To properly diagnose an individual with cor pulmonale, a doctor will need to do some blood tests, a chest x-ray, an echocardiogram, and possibly a CT scan of the chest, a right heart catheterization and a ventilation and perfusion scan of the lungs. This article will focus on the tests and how they help the doctor diagnose cor pulmonale.
Blood antibody test – A blood antibody test will identify antibodies that might be in the blood that can trigger the symptoms. This test can help to confirm or rule out the presence of antibodies that might trigger an autoimmune disorder that might be inducing the symptoms of cor pulmonale. Cor pulmonale can be caused by certain autoimmune disorders which can cause pulmonary hypertension. The blood antibody test can determine if there is an autoimmune disorder at fault for the patient’s cor pulmonale symptoms.
Arterial blood gas (ABG) test – An ABG is done to measure one’s level of oxygen and carbon dioxide in the blood. The ABG test tells the doctor how well your body uses oxygen and how well your body gets rid of carbon dioxide. The test also identifies problems with the lung and kidney function as they work together to keep your acid/base balance in check. If your acid/base balance gets too high or too low your body can go into a metabolic state of acidosis or alkalosis, both conditions can become life threatening in people with chronic lung diseases and conditions, such as cor pulmonale.

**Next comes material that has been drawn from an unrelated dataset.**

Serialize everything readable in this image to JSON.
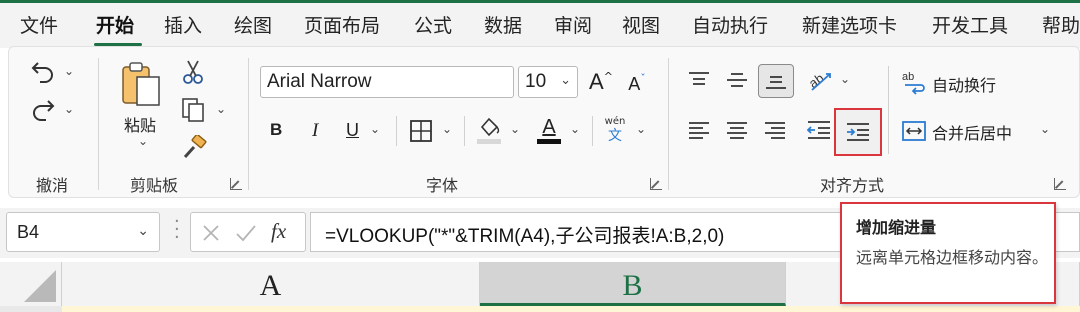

X-rays and Scans
Chest x-ray – A chest x-ray will show the evidence of pulmonary hypertension when the radiologist reads the x-ray and finds that the right ventricle of the heart is enlarged. The doctor is able to see the general shape and location of the heart as it sits within the medial stinal area of the chest located beneath the area of the sternum.
Echocardiogram – An echocardiogram is an ultrasound image of the heart in real time. The technician uses a special kind of microphone, called a transducer, to press against the skin of your chest in the area of your heart. The ultrasound works through a liquid gel that is applied to the skin. The sound waves travel through the gel into the skin and beyond. The tissues of our body are made up of nearly 80 percent water, so the beam of sound travels through the water and bounces off the solid structure of the heart.
An echocardiogram can measure the size of the heart and the chambers of the heart. The echo can give a picture that is 1 dimensional and 2 dimensional. The technician can section off a piece of the heart and examine it. An echocardiogram allows the doctor to see how each chamber fills with blood and empties the blood through the valves. An echocardiogram can be done at a doctor’s office or it can be done at a hospital.
Prior to the echo being done, the technician will apply EKG leads to your chest so that a running EKG can be done while the test is being done. The doctor will be able to see the heart working and see an EKG at the same time. If there is a problem with the anatomy of the heart, or if there is a problem with the functioning of the heart, the echocardiogram will pick it up.
People who have cor pulmonale often have hypertrophy (enlargement) of the right ventricle (lower chamber) of the heart. The right heart enlargement is caused by pulmonary hypertension and it may lead to failure of the right ventricle, which is also known as right heart failure. More scans and procedures will be discussed in a future article.